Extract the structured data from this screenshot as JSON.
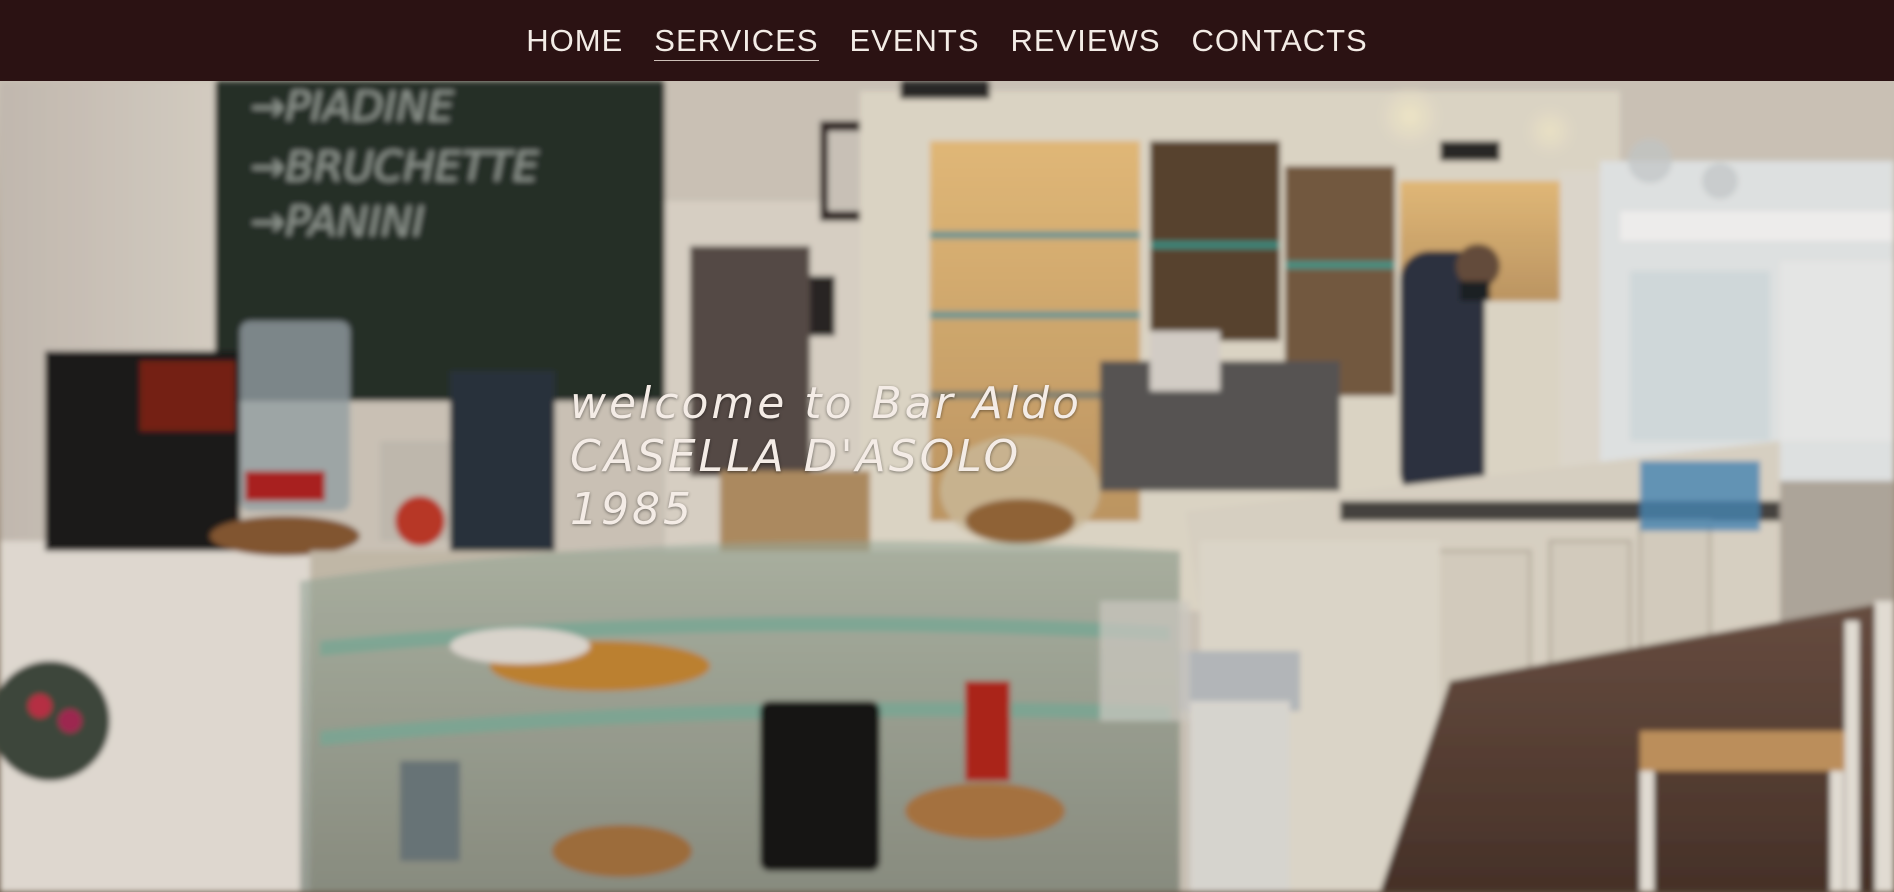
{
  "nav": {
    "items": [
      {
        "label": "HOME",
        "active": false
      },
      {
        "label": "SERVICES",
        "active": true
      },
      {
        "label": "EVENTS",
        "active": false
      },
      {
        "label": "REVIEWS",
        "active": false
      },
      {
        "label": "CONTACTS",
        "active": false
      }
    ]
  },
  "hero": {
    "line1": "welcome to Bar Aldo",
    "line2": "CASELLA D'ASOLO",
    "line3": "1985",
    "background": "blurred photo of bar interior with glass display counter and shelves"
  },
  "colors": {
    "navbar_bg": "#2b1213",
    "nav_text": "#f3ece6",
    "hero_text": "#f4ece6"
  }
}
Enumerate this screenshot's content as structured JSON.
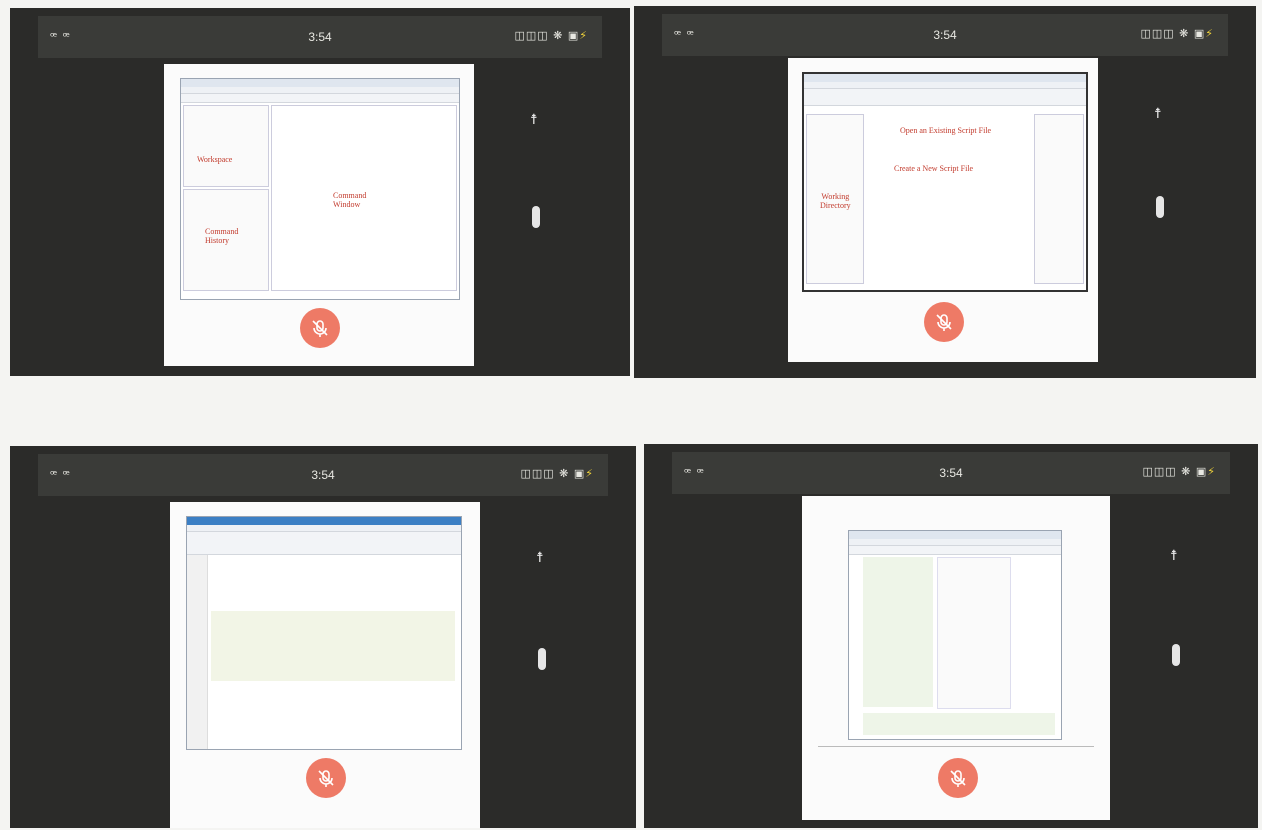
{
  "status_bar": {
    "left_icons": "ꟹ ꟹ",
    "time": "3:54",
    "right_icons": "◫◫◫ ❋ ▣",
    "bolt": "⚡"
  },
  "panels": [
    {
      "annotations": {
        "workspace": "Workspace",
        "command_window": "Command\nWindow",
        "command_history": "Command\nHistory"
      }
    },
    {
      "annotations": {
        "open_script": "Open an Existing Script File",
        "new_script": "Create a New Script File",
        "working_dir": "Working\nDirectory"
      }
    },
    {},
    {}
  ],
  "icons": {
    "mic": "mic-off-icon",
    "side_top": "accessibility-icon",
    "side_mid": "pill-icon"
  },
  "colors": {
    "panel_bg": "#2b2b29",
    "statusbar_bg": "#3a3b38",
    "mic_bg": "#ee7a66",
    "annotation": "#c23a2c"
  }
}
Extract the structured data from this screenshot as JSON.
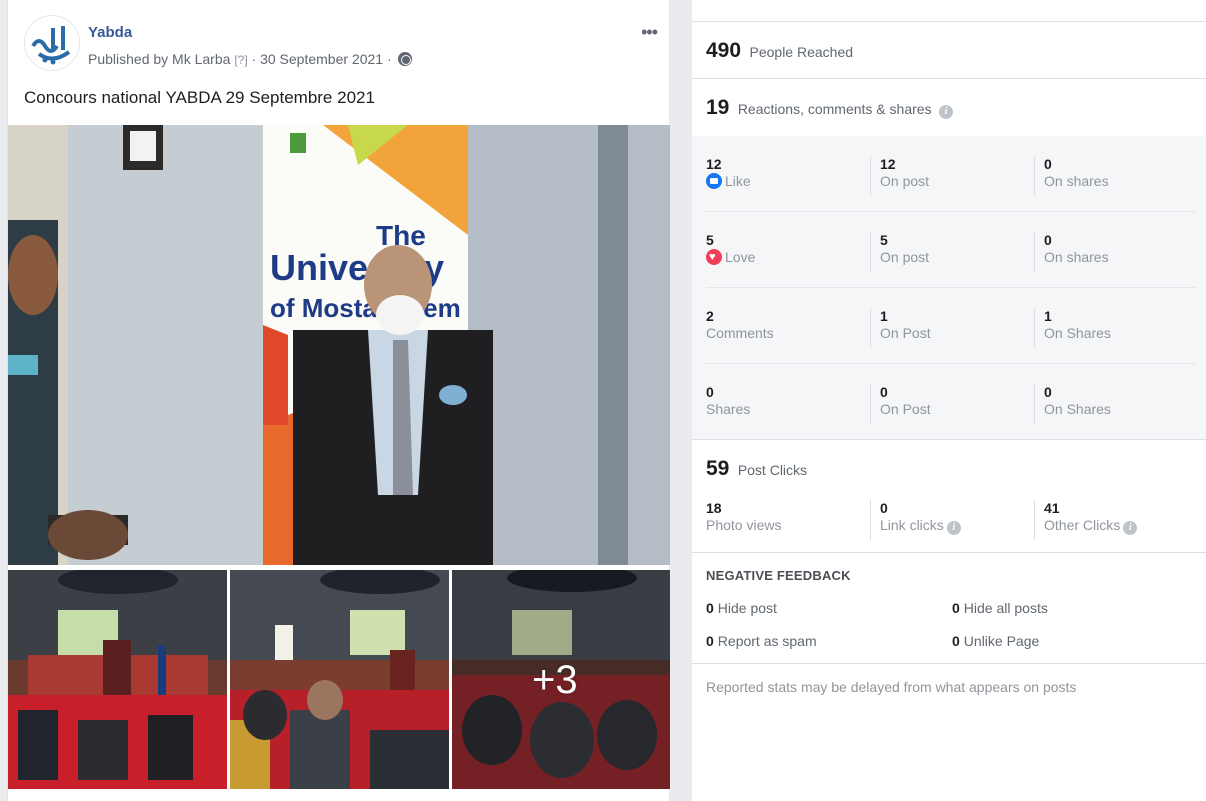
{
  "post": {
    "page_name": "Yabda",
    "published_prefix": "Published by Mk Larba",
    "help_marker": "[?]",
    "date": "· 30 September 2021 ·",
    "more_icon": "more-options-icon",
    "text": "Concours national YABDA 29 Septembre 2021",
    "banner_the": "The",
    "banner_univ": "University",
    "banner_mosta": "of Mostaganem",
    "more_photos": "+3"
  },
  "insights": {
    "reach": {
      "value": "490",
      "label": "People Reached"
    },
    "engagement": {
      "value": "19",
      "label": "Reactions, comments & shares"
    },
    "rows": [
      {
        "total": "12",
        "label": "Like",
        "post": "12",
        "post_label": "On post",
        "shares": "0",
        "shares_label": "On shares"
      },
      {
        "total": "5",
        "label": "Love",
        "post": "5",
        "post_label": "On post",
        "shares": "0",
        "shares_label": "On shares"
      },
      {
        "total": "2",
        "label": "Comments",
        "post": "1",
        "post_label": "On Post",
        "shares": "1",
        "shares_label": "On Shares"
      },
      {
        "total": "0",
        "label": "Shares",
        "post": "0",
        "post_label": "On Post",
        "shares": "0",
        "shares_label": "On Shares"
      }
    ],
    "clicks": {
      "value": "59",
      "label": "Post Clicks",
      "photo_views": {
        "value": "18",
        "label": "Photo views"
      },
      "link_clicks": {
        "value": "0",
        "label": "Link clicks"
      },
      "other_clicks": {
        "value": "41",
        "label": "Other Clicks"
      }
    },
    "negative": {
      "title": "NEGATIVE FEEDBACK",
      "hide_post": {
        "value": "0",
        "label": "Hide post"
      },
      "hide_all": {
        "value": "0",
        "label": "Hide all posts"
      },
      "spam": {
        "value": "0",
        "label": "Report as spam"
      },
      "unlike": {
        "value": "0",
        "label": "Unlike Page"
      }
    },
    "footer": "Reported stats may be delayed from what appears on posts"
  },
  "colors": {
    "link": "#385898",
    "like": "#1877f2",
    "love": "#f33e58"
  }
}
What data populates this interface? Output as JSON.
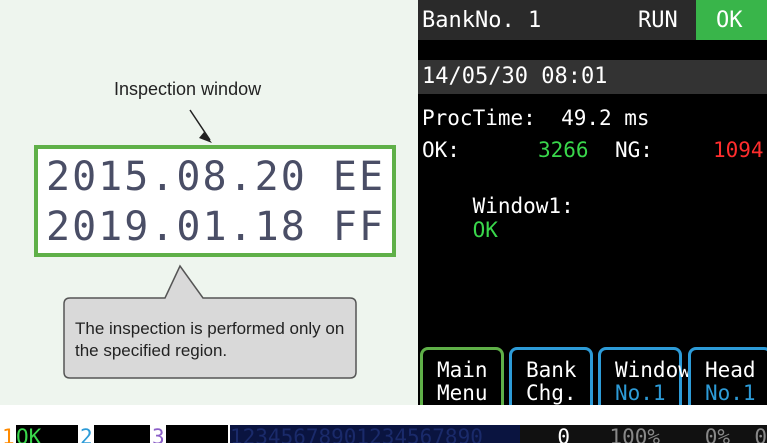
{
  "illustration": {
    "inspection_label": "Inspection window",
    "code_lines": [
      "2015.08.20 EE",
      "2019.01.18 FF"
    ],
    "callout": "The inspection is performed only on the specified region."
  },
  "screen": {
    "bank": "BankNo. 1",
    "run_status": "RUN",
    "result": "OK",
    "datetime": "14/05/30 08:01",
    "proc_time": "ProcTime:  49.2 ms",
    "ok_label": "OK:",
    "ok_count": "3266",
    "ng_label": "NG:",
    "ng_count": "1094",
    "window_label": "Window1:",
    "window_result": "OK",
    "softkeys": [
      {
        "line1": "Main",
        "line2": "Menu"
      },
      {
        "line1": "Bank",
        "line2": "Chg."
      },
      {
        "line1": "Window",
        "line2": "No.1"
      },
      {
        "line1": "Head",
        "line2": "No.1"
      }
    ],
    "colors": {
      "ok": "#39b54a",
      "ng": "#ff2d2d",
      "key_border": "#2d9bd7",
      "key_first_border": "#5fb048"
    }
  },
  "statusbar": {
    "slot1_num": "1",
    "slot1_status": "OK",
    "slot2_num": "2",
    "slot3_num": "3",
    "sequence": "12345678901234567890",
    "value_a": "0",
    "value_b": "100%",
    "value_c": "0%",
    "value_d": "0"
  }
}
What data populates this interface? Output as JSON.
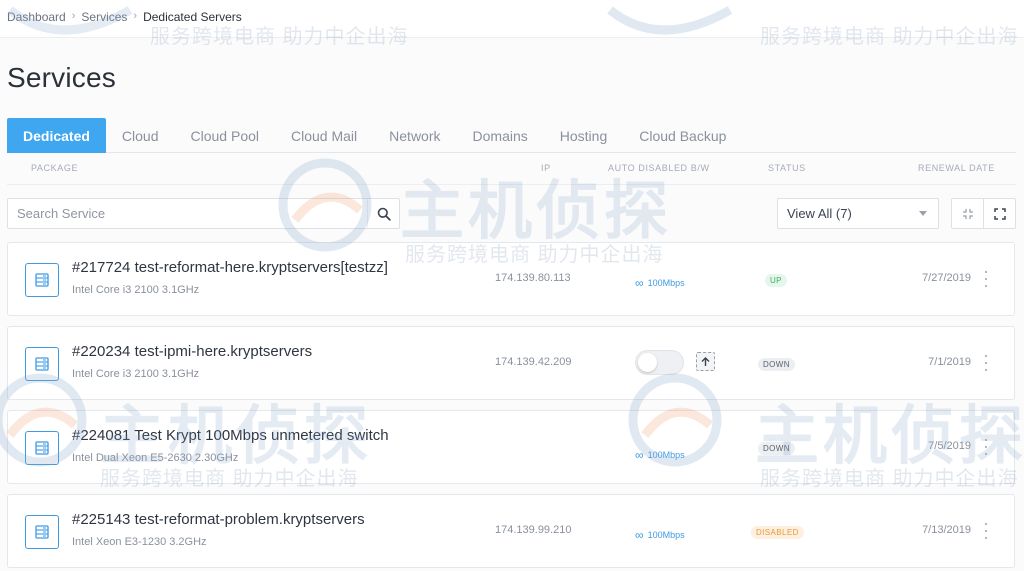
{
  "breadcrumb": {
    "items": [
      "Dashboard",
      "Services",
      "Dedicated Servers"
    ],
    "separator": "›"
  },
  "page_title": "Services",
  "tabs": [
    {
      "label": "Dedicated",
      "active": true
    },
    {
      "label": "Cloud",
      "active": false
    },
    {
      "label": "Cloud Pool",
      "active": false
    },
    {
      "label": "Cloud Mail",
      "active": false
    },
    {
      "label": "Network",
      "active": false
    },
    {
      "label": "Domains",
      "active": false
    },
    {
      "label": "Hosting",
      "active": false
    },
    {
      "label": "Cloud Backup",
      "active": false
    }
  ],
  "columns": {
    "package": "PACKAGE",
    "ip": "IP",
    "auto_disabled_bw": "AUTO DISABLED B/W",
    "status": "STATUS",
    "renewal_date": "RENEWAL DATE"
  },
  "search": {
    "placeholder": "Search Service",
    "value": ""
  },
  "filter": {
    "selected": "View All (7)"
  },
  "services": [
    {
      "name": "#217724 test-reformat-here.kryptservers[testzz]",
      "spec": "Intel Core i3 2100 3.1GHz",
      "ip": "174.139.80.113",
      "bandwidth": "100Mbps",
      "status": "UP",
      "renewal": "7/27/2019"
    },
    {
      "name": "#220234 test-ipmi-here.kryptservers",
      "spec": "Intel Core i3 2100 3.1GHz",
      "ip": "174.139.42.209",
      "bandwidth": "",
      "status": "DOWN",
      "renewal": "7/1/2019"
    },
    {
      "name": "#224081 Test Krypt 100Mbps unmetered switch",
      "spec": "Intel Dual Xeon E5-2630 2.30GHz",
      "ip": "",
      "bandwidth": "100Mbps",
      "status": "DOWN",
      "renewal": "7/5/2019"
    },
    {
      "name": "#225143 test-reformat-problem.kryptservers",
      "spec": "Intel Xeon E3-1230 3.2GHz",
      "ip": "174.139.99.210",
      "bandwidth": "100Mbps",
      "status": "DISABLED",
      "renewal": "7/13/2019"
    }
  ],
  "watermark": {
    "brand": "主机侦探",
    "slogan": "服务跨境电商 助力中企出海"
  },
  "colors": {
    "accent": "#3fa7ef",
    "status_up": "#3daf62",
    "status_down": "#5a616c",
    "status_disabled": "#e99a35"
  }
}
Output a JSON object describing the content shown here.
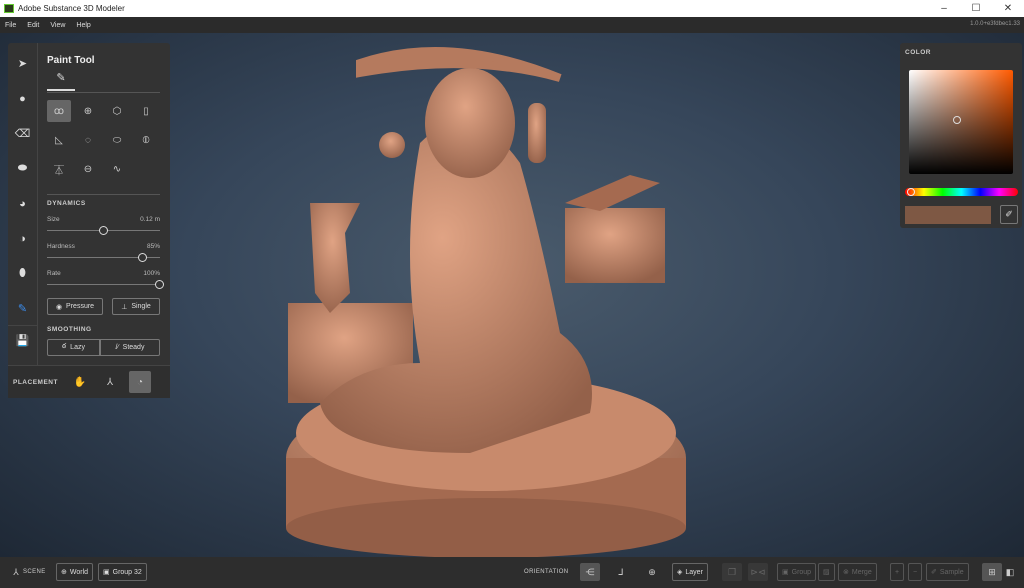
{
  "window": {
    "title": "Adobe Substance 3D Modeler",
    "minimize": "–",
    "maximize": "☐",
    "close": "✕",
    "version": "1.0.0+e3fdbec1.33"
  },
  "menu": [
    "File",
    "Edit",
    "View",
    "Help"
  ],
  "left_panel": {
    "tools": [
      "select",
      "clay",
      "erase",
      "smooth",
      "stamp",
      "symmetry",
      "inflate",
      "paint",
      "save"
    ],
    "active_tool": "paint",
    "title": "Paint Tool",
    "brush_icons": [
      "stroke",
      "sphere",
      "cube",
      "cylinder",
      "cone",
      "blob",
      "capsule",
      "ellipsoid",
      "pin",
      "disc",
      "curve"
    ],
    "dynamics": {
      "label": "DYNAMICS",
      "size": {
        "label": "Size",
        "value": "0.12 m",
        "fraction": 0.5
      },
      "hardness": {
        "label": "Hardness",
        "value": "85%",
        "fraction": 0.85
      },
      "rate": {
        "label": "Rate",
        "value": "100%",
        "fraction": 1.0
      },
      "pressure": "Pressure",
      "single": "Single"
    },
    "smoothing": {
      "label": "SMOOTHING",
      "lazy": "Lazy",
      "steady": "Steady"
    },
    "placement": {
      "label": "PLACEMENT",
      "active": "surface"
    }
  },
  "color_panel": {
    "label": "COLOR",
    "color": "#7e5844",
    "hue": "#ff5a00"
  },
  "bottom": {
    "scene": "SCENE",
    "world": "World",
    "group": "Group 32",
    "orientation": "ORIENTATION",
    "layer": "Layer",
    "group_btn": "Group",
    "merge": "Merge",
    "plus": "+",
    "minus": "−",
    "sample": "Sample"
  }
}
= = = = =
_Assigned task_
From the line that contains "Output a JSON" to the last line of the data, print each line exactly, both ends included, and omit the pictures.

_Solution for this problem_
Output a JSON object describing the content shown here.
{
  "window": {
    "title": "Adobe Substance 3D Modeler",
    "minimize": "–",
    "maximize": "☐",
    "close": "✕",
    "version": "1.0.0+e3fdbec1.33"
  },
  "menu": [
    "File",
    "Edit",
    "View",
    "Help"
  ],
  "left_panel": {
    "tools": [
      "select",
      "clay",
      "erase",
      "smooth",
      "stamp",
      "symmetry",
      "inflate",
      "paint",
      "save"
    ],
    "active_tool": "paint",
    "title": "Paint Tool",
    "brush_icons": [
      "stroke",
      "sphere",
      "cube",
      "cylinder",
      "cone",
      "blob",
      "capsule",
      "ellipsoid",
      "pin",
      "disc",
      "curve"
    ],
    "dynamics": {
      "label": "DYNAMICS",
      "size": {
        "label": "Size",
        "value": "0.12 m",
        "fraction": 0.5
      },
      "hardness": {
        "label": "Hardness",
        "value": "85%",
        "fraction": 0.85
      },
      "rate": {
        "label": "Rate",
        "value": "100%",
        "fraction": 1.0
      },
      "pressure": "Pressure",
      "single": "Single"
    },
    "smoothing": {
      "label": "SMOOTHING",
      "lazy": "Lazy",
      "steady": "Steady"
    },
    "placement": {
      "label": "PLACEMENT",
      "active": "surface"
    }
  },
  "color_panel": {
    "label": "COLOR",
    "color": "#7e5844",
    "hue": "#ff5a00"
  },
  "bottom": {
    "scene": "SCENE",
    "world": "World",
    "group": "Group 32",
    "orientation": "ORIENTATION",
    "layer": "Layer",
    "group_btn": "Group",
    "merge": "Merge",
    "plus": "+",
    "minus": "−",
    "sample": "Sample"
  }
}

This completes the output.